Excerpts from an interface dataset
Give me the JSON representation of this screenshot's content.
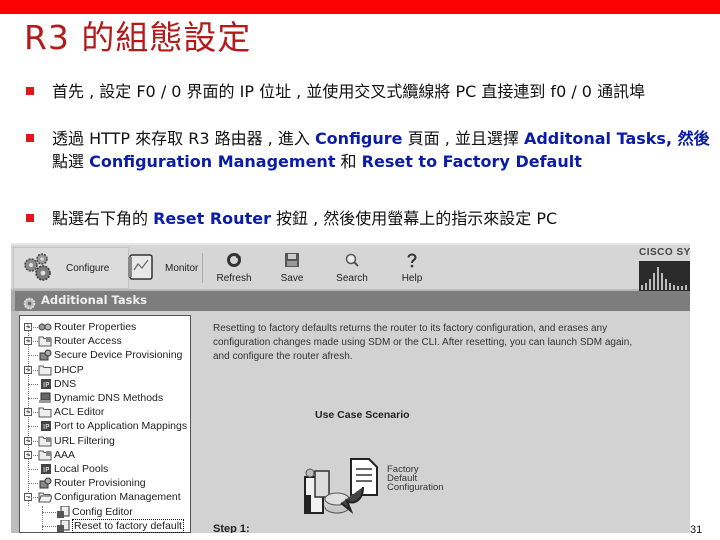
{
  "slide": {
    "title": "R3 的組態設定",
    "page_number": "31",
    "accent_color": "#ff0000",
    "title_color": "#b31b1b",
    "highlight_color": "#0a1ca8"
  },
  "bullets": [
    {
      "segments": [
        {
          "text": "首先 , 設定  F0 / 0 界面的  IP 位址 , 並使用交叉式纜線將    PC 直接連到  f0 / 0 通訊埠",
          "highlight": false
        }
      ]
    },
    {
      "segments": [
        {
          "text": "透過  HTTP 來存取  R3 路由器 , 進入  ",
          "highlight": false
        },
        {
          "text": "Configure",
          "highlight": true
        },
        {
          "text": " 頁面 , 並且選擇 ",
          "highlight": false
        },
        {
          "text": "Additonal Tasks,   然後",
          "highlight": true
        },
        {
          "text": " 點選  ",
          "highlight": false
        },
        {
          "text": "Configuration Management",
          "highlight": true
        },
        {
          "text": " 和 ",
          "highlight": false
        },
        {
          "text": "Reset to Factory Default",
          "highlight": true
        }
      ]
    },
    {
      "segments": [
        {
          "text": "點選右下角的   ",
          "highlight": false
        },
        {
          "text": "Reset Router",
          "highlight": true
        },
        {
          "text": " 按鈕 , 然後使用螢幕上的指示來設定     PC",
          "highlight": false
        }
      ]
    }
  ],
  "screenshot": {
    "toolbar": {
      "configure": {
        "label": "Configure",
        "icon": "gears-icon"
      },
      "monitor": {
        "label": "Monitor",
        "icon": "monitor-chart-icon"
      },
      "refresh": {
        "label": "Refresh",
        "icon": "refresh-icon"
      },
      "save": {
        "label": "Save",
        "icon": "floppy-disk-icon"
      },
      "search": {
        "label": "Search",
        "icon": "magnifier-icon"
      },
      "help": {
        "label": "Help",
        "icon": "question-mark-icon"
      },
      "brand": "CISCO SYS"
    },
    "panel_title": "Additional Tasks",
    "tree": [
      {
        "label": "Router Properties",
        "expandable": true,
        "icon": "router-properties-icon"
      },
      {
        "label": "Router Access",
        "expandable": true,
        "icon": "folder-lock-icon"
      },
      {
        "label": "Secure Device Provisioning",
        "expandable": false,
        "icon": "device-provisioning-icon"
      },
      {
        "label": "DHCP",
        "expandable": true,
        "icon": "folder-icon"
      },
      {
        "label": "DNS",
        "expandable": false,
        "icon": "ip-icon"
      },
      {
        "label": "Dynamic DNS Methods",
        "expandable": false,
        "icon": "dns-computer-icon"
      },
      {
        "label": "ACL Editor",
        "expandable": true,
        "icon": "folder-icon"
      },
      {
        "label": "Port to Application Mappings",
        "expandable": false,
        "icon": "ip-icon"
      },
      {
        "label": "URL Filtering",
        "expandable": true,
        "icon": "folder-lock-icon"
      },
      {
        "label": "AAA",
        "expandable": true,
        "icon": "folder-lock-icon"
      },
      {
        "label": "Local Pools",
        "expandable": false,
        "icon": "ip-icon"
      },
      {
        "label": "Router Provisioning",
        "expandable": false,
        "icon": "device-provisioning-icon"
      },
      {
        "label": "Configuration Management",
        "expandable": true,
        "expanded": true,
        "icon": "folder-open-icon"
      },
      {
        "label": "Config Editor",
        "child": true,
        "icon": "config-document-icon"
      },
      {
        "label": "Reset to factory default",
        "child": true,
        "selected": true,
        "icon": "config-document-icon"
      }
    ],
    "description": "Resetting to factory defaults returns the router to its factory configuration, and erases any configuration changes made using SDM or the CLI. After resetting, you can launch SDM again, and configure the router afresh.",
    "use_case_title": "Use Case Scenario",
    "factory_label": [
      "Factory",
      "Default",
      "Configuration"
    ],
    "step_label": "Step 1:"
  }
}
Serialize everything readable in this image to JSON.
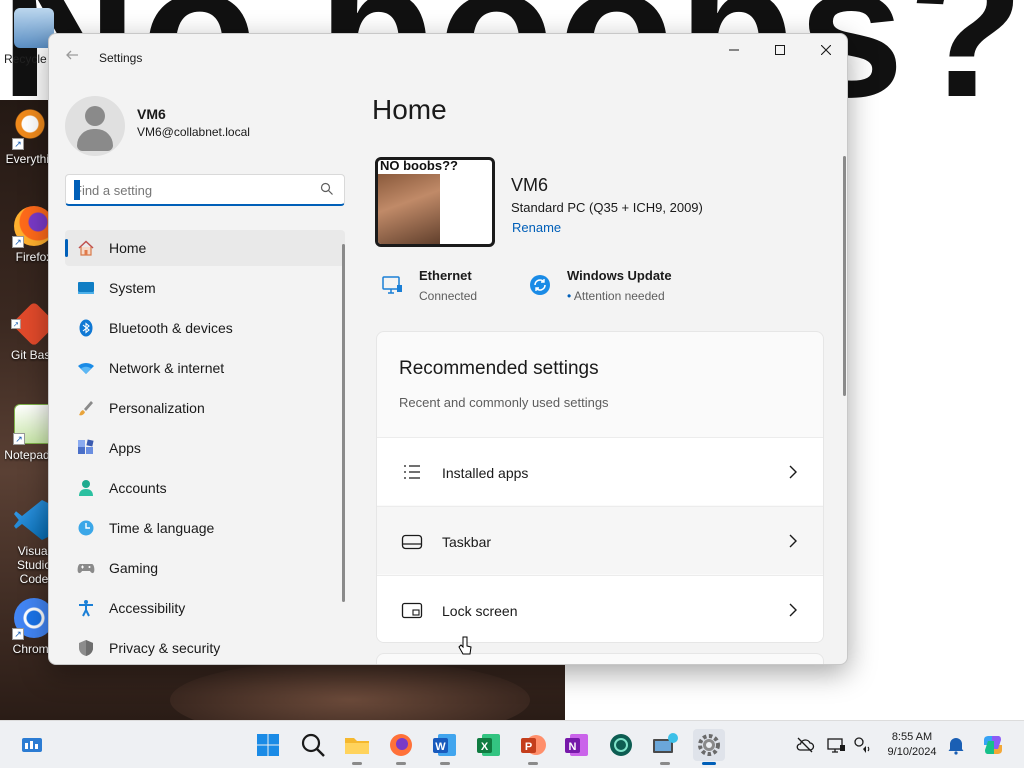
{
  "desktop": {
    "background_text": "No boobs??",
    "icons": [
      {
        "label": "Recycle Bin",
        "icon": "recycle-bin-icon"
      },
      {
        "label": "Everything",
        "icon": "search-magnifier-icon"
      },
      {
        "label": "Firefox",
        "icon": "firefox-icon"
      },
      {
        "label": "Git Bash",
        "icon": "git-icon"
      },
      {
        "label": "Notepad++",
        "icon": "notepad-plus-plus-icon"
      },
      {
        "label": "Visual Studio Code",
        "icon": "vscode-icon"
      },
      {
        "label": "Chrome",
        "icon": "chrome-icon"
      }
    ]
  },
  "window": {
    "title": "Settings",
    "controls": {
      "minimize": "—",
      "maximize": "☐",
      "close": "✕"
    }
  },
  "profile": {
    "name": "VM6",
    "email": "VM6@collabnet.local"
  },
  "search": {
    "placeholder": "Find a setting"
  },
  "nav": {
    "selected": "Home",
    "items": [
      {
        "label": "Home",
        "icon": "home-icon"
      },
      {
        "label": "System",
        "icon": "system-monitor-icon"
      },
      {
        "label": "Bluetooth & devices",
        "icon": "bluetooth-icon"
      },
      {
        "label": "Network & internet",
        "icon": "wifi-icon"
      },
      {
        "label": "Personalization",
        "icon": "brush-icon"
      },
      {
        "label": "Apps",
        "icon": "apps-icon"
      },
      {
        "label": "Accounts",
        "icon": "person-icon"
      },
      {
        "label": "Time & language",
        "icon": "globe-clock-icon"
      },
      {
        "label": "Gaming",
        "icon": "gamepad-icon"
      },
      {
        "label": "Accessibility",
        "icon": "accessibility-icon"
      },
      {
        "label": "Privacy & security",
        "icon": "shield-icon"
      }
    ]
  },
  "main": {
    "title": "Home",
    "device": {
      "thumb_text": "NO boobs??",
      "name": "VM6",
      "model": "Standard PC (Q35 + ICH9, 2009)",
      "rename": "Rename"
    },
    "status": [
      {
        "title": "Ethernet",
        "subtitle": "Connected",
        "icon": "ethernet-icon"
      },
      {
        "title": "Windows Update",
        "subtitle": "Attention needed",
        "icon": "windows-update-icon",
        "dot": "•"
      }
    ],
    "recommended": {
      "title": "Recommended settings",
      "subtitle": "Recent and commonly used settings",
      "rows": [
        {
          "label": "Installed apps",
          "icon": "list-icon"
        },
        {
          "label": "Taskbar",
          "icon": "taskbar-icon"
        },
        {
          "label": "Lock screen",
          "icon": "lock-screen-icon"
        }
      ]
    }
  },
  "taskbar": {
    "items": [
      {
        "name": "widgets",
        "icon": "widgets-icon"
      },
      {
        "name": "start",
        "icon": "windows-start-icon"
      },
      {
        "name": "search",
        "icon": "search-icon"
      },
      {
        "name": "file-explorer",
        "icon": "folder-icon"
      },
      {
        "name": "firefox",
        "icon": "firefox-icon"
      },
      {
        "name": "word",
        "icon": "word-icon"
      },
      {
        "name": "excel",
        "icon": "excel-icon"
      },
      {
        "name": "powerpoint",
        "icon": "powerpoint-icon"
      },
      {
        "name": "onenote",
        "icon": "onenote-icon"
      },
      {
        "name": "gitkraken",
        "icon": "gitkraken-icon"
      },
      {
        "name": "remote-desktop",
        "icon": "remote-desktop-icon"
      },
      {
        "name": "settings",
        "icon": "gear-icon"
      }
    ],
    "tray": [
      "cloud-offline-icon",
      "display-icon",
      "network-speaker-icon",
      "notification-bell-icon",
      "copilot-icon"
    ],
    "time": "8:55 AM",
    "date": "9/10/2024"
  },
  "colors": {
    "accent": "#005fb8",
    "window_bg": "#f3f3f3",
    "taskbar_bg": "#eef0f3"
  }
}
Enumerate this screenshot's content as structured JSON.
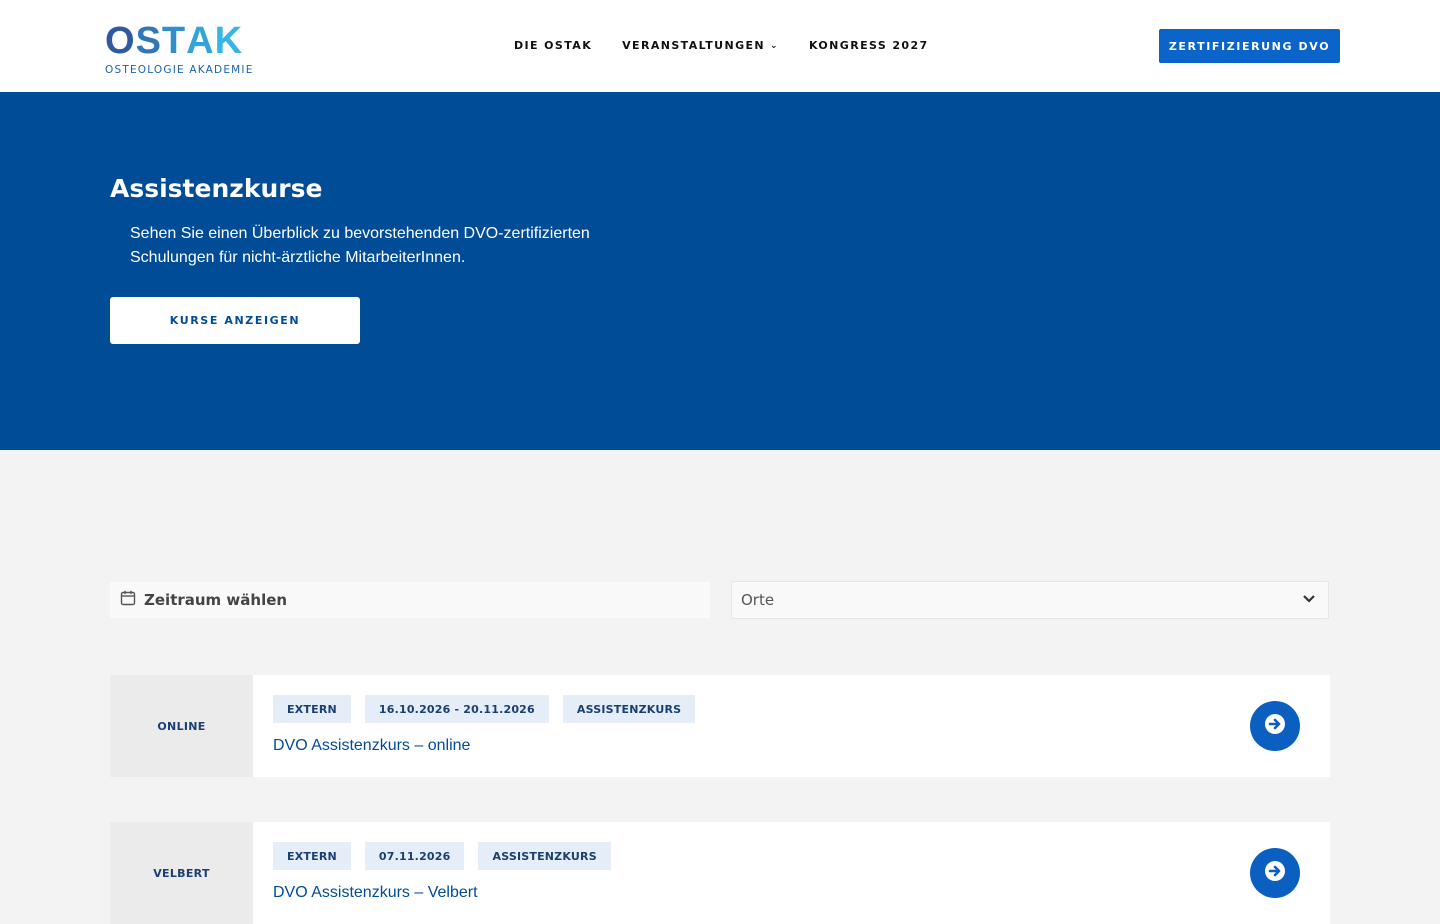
{
  "header": {
    "logo": {
      "word": "OSTAK",
      "subtitle": "OSTEOLOGIE AKADEMIE"
    },
    "nav": [
      {
        "label": "DIE OSTAK"
      },
      {
        "label": "VERANSTALTUNGEN",
        "icon": "chevron-down-icon"
      },
      {
        "label": "KONGRESS 2027"
      }
    ],
    "cta_label": "ZERTIFIZIERUNG DVO"
  },
  "hero": {
    "title": "Assistenzkurse",
    "text": "Sehen Sie einen Überblick zu bevorstehenden DVO-zertifizierten Schulungen für nicht-ärztliche MitarbeiterInnen.",
    "button_label": "KURSE ANZEIGEN"
  },
  "filters": {
    "date_label": "Zeitraum wählen",
    "date_icon": "calendar-icon",
    "location_selected": "Orte",
    "location_icon": "chevron-down-icon"
  },
  "courses": [
    {
      "location": "ONLINE",
      "tags": [
        "EXTERN",
        "16.10.2026 - 20.11.2026",
        "ASSISTENZKURS"
      ],
      "title": "DVO Assistenzkurs – online"
    },
    {
      "location": "VELBERT",
      "tags": [
        "EXTERN",
        "07.11.2026",
        "ASSISTENZKURS"
      ],
      "title": "DVO Assistenzkurs – Velbert"
    }
  ],
  "colors": {
    "brand_blue": "#004c97",
    "accent_blue": "#0a64c9",
    "logo_gradient_start": "#2f5a9e",
    "logo_gradient_end": "#35b6e8",
    "tag_bg": "#e4edf8"
  }
}
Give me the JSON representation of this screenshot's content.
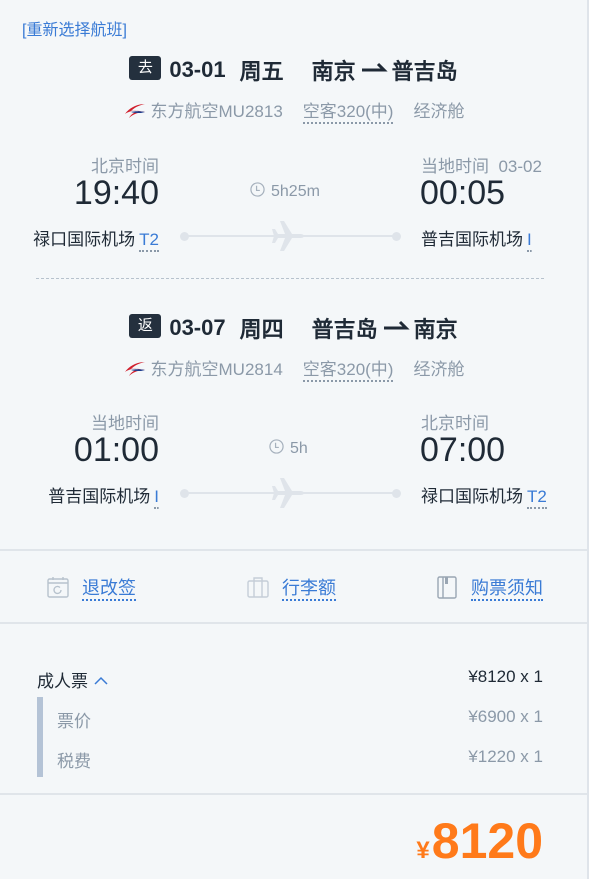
{
  "reselect_link": "[重新选择航班]",
  "segments": [
    {
      "tag": "去",
      "date": "03-01",
      "weekday": "周五",
      "from_city": "南京",
      "to_city": "普吉岛",
      "airline_flight": "东方航空MU2813",
      "aircraft": "空客320(中)",
      "cabin": "经济舱",
      "dep_tz": "北京时间",
      "dep_time": "19:40",
      "dep_airport": "禄口国际机场",
      "dep_terminal": "T2",
      "duration": "5h25m",
      "arr_tz": "当地时间",
      "arr_date": "03-02",
      "arr_time": "00:05",
      "arr_airport": "普吉国际机场",
      "arr_terminal": "I"
    },
    {
      "tag": "返",
      "date": "03-07",
      "weekday": "周四",
      "from_city": "普吉岛",
      "to_city": "南京",
      "airline_flight": "东方航空MU2814",
      "aircraft": "空客320(中)",
      "cabin": "经济舱",
      "dep_tz": "当地时间",
      "dep_time": "01:00",
      "dep_airport": "普吉国际机场",
      "dep_terminal": "I",
      "duration": "5h",
      "arr_tz": "北京时间",
      "arr_time": "07:00",
      "arr_airport": "禄口国际机场",
      "arr_terminal": "T2"
    }
  ],
  "actions": [
    {
      "icon": "calendar-refresh-icon",
      "label": "退改签"
    },
    {
      "icon": "luggage-icon",
      "label": "行李额"
    },
    {
      "icon": "notebook-icon",
      "label": "购票须知"
    }
  ],
  "fare": {
    "adult_label": "成人票",
    "adult_price": "¥8120 x 1",
    "items": [
      {
        "label": "票价",
        "value": "¥6900 x 1"
      },
      {
        "label": "税费",
        "value": "¥1220 x 1"
      }
    ]
  },
  "total": {
    "currency": "¥",
    "amount": "8120"
  },
  "colors": {
    "accent": "#3a7bd5",
    "price": "#ff7a1a",
    "tag_bg": "#24303e"
  }
}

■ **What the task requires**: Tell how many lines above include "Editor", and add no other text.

■ **Result of the task**: 2